**Activity**
Restate the listing in full, keeping every word as it is.

####

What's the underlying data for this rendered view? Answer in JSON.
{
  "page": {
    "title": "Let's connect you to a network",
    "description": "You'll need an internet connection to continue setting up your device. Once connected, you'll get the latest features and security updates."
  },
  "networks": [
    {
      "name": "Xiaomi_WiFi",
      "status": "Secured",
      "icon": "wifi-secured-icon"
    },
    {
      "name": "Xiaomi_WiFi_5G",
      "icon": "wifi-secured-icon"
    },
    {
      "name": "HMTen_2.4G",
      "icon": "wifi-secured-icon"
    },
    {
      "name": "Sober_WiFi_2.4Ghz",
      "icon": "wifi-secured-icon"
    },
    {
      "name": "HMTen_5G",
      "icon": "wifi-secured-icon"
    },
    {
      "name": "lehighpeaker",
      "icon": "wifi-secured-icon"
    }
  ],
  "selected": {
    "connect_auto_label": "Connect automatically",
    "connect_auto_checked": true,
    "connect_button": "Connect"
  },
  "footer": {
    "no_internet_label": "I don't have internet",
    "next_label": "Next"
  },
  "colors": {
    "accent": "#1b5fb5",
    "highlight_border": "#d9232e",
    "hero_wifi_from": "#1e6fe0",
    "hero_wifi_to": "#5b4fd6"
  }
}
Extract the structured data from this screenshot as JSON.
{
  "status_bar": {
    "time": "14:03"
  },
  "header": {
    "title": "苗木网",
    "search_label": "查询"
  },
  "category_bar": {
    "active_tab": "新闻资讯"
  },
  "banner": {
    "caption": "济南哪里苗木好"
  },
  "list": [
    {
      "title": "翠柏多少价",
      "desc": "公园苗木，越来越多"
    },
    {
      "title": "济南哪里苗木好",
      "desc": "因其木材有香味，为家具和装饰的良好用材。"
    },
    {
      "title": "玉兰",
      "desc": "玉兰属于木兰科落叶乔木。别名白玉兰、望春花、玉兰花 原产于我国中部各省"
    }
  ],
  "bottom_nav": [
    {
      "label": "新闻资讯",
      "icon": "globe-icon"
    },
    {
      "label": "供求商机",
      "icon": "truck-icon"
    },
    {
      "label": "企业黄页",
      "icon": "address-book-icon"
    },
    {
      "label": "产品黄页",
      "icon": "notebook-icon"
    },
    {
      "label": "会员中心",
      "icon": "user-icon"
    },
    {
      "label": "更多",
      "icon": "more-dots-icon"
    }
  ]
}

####

**Problem solution**
What's the underlying data for this rendered view? Answer in JSON.
{
  "page": {
    "title": "Let's connect you to a network",
    "description": "You'll need an internet connection to continue setting up your device. Once connected, you'll get the latest features and security updates."
  },
  "networks": [
    {
      "name": "Xiaomi_WiFi",
      "status": "Secured",
      "icon": "wifi-secured-icon"
    },
    {
      "name": "Xiaomi_WiFi_5G",
      "icon": "wifi-secured-icon"
    },
    {
      "name": "HMTen_2.4G",
      "icon": "wifi-secured-icon"
    },
    {
      "name": "Sober_WiFi_2.4Ghz",
      "icon": "wifi-secured-icon"
    },
    {
      "name": "HMTen_5G",
      "icon": "wifi-secured-icon"
    },
    {
      "name": "lehighpeaker",
      "icon": "wifi-secured-icon"
    }
  ],
  "selected": {
    "connect_auto_label": "Connect automatically",
    "connect_auto_checked": true,
    "connect_button": "Connect"
  },
  "footer": {
    "no_internet_label": "I don't have internet",
    "next_label": "Next"
  },
  "colors": {
    "accent": "#1b5fb5",
    "highlight_border": "#d9232e",
    "hero_wifi_from": "#1e6fe0",
    "hero_wifi_to": "#5b4fd6"
  }
}
Extract the structured data from this screenshot as JSON.
{
  "status_bar": {
    "time": "14:03"
  },
  "header": {
    "title": "苗木网",
    "search_label": "查询"
  },
  "category_bar": {
    "active_tab": "新闻资讯"
  },
  "banner": {
    "caption": "济南哪里苗木好"
  },
  "list": [
    {
      "title": "翠柏多少价",
      "desc": "公园苗木，越来越多"
    },
    {
      "title": "济南哪里苗木好",
      "desc": "因其木材有香味，为家具和装饰的良好用材。"
    },
    {
      "title": "玉兰",
      "desc": "玉兰属于木兰科落叶乔木。别名白玉兰、望春花、玉兰花 原产于我国中部各省"
    }
  ],
  "bottom_nav": [
    {
      "label": "新闻资讯",
      "icon": "globe-icon"
    },
    {
      "label": "供求商机",
      "icon": "truck-icon"
    },
    {
      "label": "企业黄页",
      "icon": "address-book-icon"
    },
    {
      "label": "产品黄页",
      "icon": "notebook-icon"
    },
    {
      "label": "会员中心",
      "icon": "user-icon"
    },
    {
      "label": "更多",
      "icon": "more-dots-icon"
    }
  ]
}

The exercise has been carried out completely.